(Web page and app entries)
%%

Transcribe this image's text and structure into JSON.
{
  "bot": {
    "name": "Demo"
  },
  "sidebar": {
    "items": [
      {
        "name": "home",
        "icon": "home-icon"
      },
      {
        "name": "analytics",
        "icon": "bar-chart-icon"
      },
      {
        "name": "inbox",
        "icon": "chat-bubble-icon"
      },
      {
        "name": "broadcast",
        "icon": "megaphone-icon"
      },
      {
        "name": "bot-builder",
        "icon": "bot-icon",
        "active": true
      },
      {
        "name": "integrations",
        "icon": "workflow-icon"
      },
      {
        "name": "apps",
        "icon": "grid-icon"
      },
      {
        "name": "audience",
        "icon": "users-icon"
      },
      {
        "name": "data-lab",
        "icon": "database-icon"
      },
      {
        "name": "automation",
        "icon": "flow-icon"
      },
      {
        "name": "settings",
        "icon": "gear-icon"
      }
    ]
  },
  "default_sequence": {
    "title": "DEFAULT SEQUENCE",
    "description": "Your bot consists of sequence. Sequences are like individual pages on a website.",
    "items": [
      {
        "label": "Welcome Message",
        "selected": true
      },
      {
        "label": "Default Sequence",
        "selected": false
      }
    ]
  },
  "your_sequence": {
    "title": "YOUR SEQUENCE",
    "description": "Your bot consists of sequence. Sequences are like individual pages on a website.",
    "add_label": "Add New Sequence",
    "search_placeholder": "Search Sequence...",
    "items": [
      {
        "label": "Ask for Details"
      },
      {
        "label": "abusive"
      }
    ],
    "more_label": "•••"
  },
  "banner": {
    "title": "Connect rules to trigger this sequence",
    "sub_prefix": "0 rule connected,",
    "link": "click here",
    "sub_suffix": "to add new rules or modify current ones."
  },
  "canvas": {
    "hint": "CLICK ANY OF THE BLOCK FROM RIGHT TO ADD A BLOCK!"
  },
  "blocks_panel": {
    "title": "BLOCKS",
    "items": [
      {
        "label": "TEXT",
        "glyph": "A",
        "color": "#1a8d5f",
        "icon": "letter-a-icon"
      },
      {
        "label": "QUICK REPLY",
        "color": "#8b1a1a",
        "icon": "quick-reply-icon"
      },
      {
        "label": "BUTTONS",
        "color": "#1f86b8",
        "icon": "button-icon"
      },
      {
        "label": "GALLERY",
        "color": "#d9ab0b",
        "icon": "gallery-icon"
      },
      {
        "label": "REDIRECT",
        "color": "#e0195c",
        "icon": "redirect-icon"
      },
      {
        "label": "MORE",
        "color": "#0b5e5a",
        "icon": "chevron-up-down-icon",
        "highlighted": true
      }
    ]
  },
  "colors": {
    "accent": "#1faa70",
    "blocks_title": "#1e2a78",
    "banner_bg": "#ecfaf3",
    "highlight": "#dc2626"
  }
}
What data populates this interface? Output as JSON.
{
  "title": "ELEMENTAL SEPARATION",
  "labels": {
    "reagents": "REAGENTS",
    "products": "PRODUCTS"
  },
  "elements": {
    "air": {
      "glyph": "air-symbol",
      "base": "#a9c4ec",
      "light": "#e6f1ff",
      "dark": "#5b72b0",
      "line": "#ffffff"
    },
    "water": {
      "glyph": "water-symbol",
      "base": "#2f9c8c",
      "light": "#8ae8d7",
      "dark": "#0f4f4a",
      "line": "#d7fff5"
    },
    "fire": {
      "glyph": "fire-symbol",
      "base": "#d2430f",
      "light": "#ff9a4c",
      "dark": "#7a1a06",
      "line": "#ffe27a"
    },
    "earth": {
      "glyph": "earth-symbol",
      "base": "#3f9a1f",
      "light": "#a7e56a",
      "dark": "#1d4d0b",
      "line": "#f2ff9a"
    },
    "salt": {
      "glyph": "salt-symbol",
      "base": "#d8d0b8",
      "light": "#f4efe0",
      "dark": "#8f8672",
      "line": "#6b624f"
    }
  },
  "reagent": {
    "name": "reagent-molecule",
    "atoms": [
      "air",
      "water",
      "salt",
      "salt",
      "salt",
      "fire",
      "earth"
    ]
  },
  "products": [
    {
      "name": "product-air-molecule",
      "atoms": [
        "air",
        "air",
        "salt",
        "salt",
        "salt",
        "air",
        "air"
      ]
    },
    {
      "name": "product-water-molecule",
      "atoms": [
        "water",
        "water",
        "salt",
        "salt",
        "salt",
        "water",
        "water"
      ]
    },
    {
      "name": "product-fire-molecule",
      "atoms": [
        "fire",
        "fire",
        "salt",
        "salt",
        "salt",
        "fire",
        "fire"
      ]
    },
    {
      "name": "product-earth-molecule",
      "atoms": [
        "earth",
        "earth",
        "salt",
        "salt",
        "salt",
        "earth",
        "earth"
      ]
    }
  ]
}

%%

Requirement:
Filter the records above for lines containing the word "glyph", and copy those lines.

Written solution:
        "glyph": "A",
      "glyph": "air-symbol",
      "glyph": "water-symbol",
      "glyph": "fire-symbol",
      "glyph": "earth-symbol",
      "glyph": "salt-symbol",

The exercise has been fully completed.